“Findings suggest that a statisticallysignificant relationship was found between perceived religious discriminationand subclinical paranoia” (Rippy and Newman, 2007). The results of this study thereforesuggest that perceived discrimination that Muslim Americans experience isrelated to increased suspicion, vigilance and that perhaps differences withinthe Muslim community itself affect the perception of discrimination. Otherstudies exposed a similar narrative of discrimination and issues of identityfor Muslims living in America and other western countries. Sirin and Fine(2007) examined the navigation of identity in Muslim youth who, after theterrorist attacks found themselves in a precarious conflict between their Americanselves and their own religious selves. Feelings of insecurity, unease and negotiatingconflict in their daily lives, Muslim youth in the United States were forced tochange the way that they lived their lives post 9/11.                  Thelived experiences of discrimination have affected the ways that Muslim Americansdevelop in the context of society, American culture and in terms of religion. Themany challenges of growing up Muslim in the United States especially the lackof support for the Muslim community have caused the alienation of Muslims to continueto be alienated on many levels.
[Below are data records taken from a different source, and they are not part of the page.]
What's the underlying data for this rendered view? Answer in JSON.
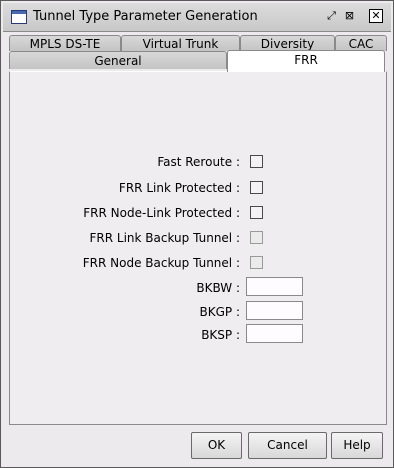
{
  "window": {
    "title": "Tunnel Type Parameter Generation",
    "controls": {
      "restore_glyph": "⤢",
      "maximize_glyph": "⊠",
      "close_glyph": "✕"
    }
  },
  "tabs": {
    "row1": [
      "MPLS DS-TE",
      "Virtual Trunk",
      "Diversity",
      "CAC"
    ],
    "row2": [
      "General",
      "FRR"
    ],
    "active": "FRR"
  },
  "frr": {
    "fast_reroute_label": "Fast Reroute :",
    "link_protected_label": "FRR Link Protected :",
    "node_link_protected_label": "FRR Node-Link Protected :",
    "link_backup_tunnel_label": "FRR Link Backup Tunnel :",
    "node_backup_tunnel_label": "FRR Node Backup Tunnel :",
    "fast_reroute_checked": false,
    "link_protected_checked": false,
    "node_link_protected_checked": false,
    "link_backup_tunnel_checked": false,
    "node_backup_tunnel_checked": false,
    "bkbw_label": "BKBW :",
    "bkgp_label": "BKGP :",
    "bksp_label": "BKSP :",
    "bkbw_value": "",
    "bkgp_value": "",
    "bksp_value": ""
  },
  "buttons": {
    "ok": "OK",
    "cancel": "Cancel",
    "help": "Help"
  }
}
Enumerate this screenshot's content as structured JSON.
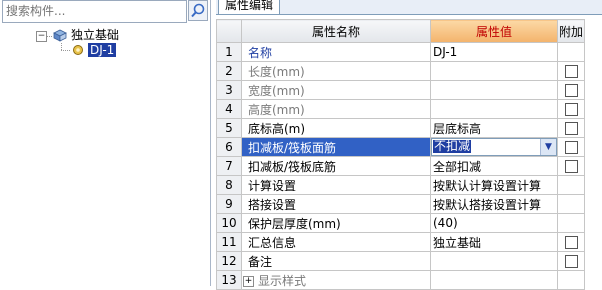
{
  "search": {
    "placeholder": "搜索构件..."
  },
  "tree": {
    "root_label": "独立基础",
    "root_expander": "⊟",
    "child_label": "DJ-1"
  },
  "panel": {
    "tab_label": "属性编辑"
  },
  "table": {
    "headers": {
      "name": "属性名称",
      "value": "属性值",
      "extra": "附加"
    },
    "rows": [
      {
        "num": "1",
        "name": "名称",
        "value": "DJ-1",
        "style": "blue",
        "checkbox": false
      },
      {
        "num": "2",
        "name": "长度(mm)",
        "value": "",
        "style": "grey",
        "checkbox": true
      },
      {
        "num": "3",
        "name": "宽度(mm)",
        "value": "",
        "style": "grey",
        "checkbox": true
      },
      {
        "num": "4",
        "name": "高度(mm)",
        "value": "",
        "style": "grey",
        "checkbox": true
      },
      {
        "num": "5",
        "name": "底标高(m)",
        "value": "层底标高",
        "style": "normal",
        "checkbox": true
      },
      {
        "num": "6",
        "name": "扣减板/筏板面筋",
        "value": "不扣减",
        "style": "selected",
        "checkbox": true
      },
      {
        "num": "7",
        "name": "扣减板/筏板底筋",
        "value": "全部扣减",
        "style": "normal",
        "checkbox": true
      },
      {
        "num": "8",
        "name": "计算设置",
        "value": "按默认计算设置计算",
        "style": "normal",
        "checkbox": false
      },
      {
        "num": "9",
        "name": "搭接设置",
        "value": "按默认搭接设置计算",
        "style": "normal",
        "checkbox": false
      },
      {
        "num": "10",
        "name": "保护层厚度(mm)",
        "value": "(40)",
        "style": "normal",
        "checkbox": false
      },
      {
        "num": "11",
        "name": "汇总信息",
        "value": "独立基础",
        "style": "normal",
        "checkbox": true
      },
      {
        "num": "12",
        "name": "备注",
        "value": "",
        "style": "normal",
        "checkbox": true
      },
      {
        "num": "13",
        "name": "显示样式",
        "value": "",
        "style": "grey-expand",
        "checkbox": false
      }
    ],
    "expand_symbol": "+"
  },
  "icons": [
    "search-icon",
    "foundation-group-icon",
    "component-icon",
    "dropdown-arrow-icon"
  ],
  "colors": {
    "selection": "#3161c5",
    "value_header": "#f3b36c",
    "value_header_text": "#c00000",
    "link_blue": "#1f3ea2"
  }
}
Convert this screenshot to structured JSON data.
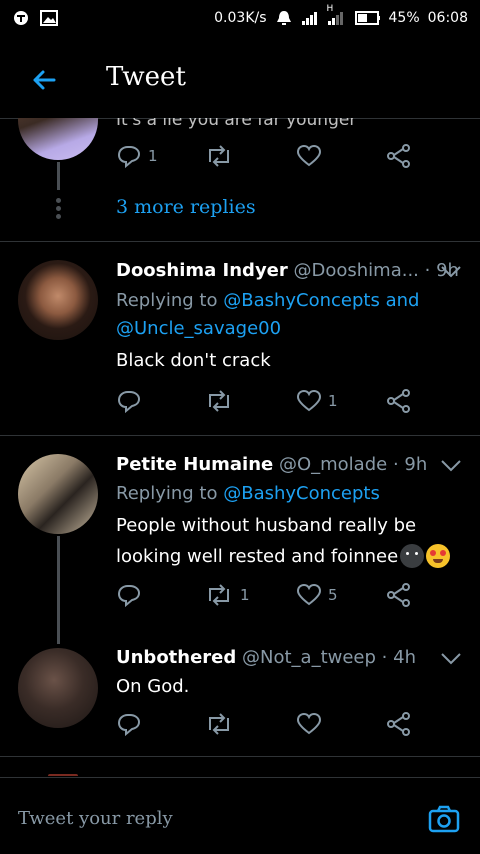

This can be problematic as any individual orgroup regardless of religious affiliation may be more inclined to violence andnegative behaviors especially when they are allowed by social conditions tocreate conflict based relationships to their own nationality. Americanismitself seems to have recently made a conscious effort through political actionto exclude Muslims from broader society creating barriers between religious acceptanceand state membership. Implicationsof American islamophobiaFor Bernard Lonerganthe connection between visuals of some Muslim groups as enemies of the state inaddition to political rhetoric and impact of American politics on the threat onterrorism in a way that clearly designates the Muslim as “other” could be seenas further steps of the formation of an ideology that would serve as ajustification for alienation (Arcamone 2015). Steps to formalize and permeatethis alienation are evident through the proposed Trump “Travel Ban”.

Once legalmeasures based in alienation and the supporting ideology are in place in keyinstitutions it becomes solidified. In this context, the understanding of thelink between alienation and ideology allows us to see the ways that Islamophobiacan be understood within the framework of theoretical analysis. As the ideologyof Islamophobia and religious based discrimination grows it can be seen that theeveryday lives of Muslims as well as other religious minorities caught in thecrossfire such as Sikhs live the effects of the discrimination.

For Lonerganalienation leads to inattentiveness, irrational, irresponsible and downrightun-informed decision making. This alienation once percolated through major institutionsbegin to inform decisions on humanitarian issues, as well as political andeconomic decisions (Arcamone 2015). The ideology that encompasses Islamophobia isitself a justification of ignorance to reason. By stripping Muslim Americans oftheir religious pride and self-worth and making religious practice an issue ofconflict. This is a result of the view that terrorism is a fundamentallyracialized problem. For Lonergan court resistance of the travel ban that wasable to stall and alter the scope of the ban to fight against it’sunconstitutional nature is a sign that resistance is not futile.

In fact,combatting the spread of an ideology that justifies discrimination on the baseof race or religion is a sign of hope. In conclusionIslamophobia in the United States in particular is a problem that is highly damagingto individuals. This occurs through evidence of psychological damage as well asissues related to identity formation. It is also evident that media portrayalsand politicization of issues associated with terrorism and the broader Muslimcommunity in general could have contributed to the formation of an ideologythat accepts and encourages discrimination on the basis of religion alone.

Through Lonergan it is easy to see that the development of anti-Muslimismsentiments could be the beginning of a very damaging reaction. Issues ofreligious discrimination could easily make certain groups who reside within theborders of the United States feel unsafe in their own country.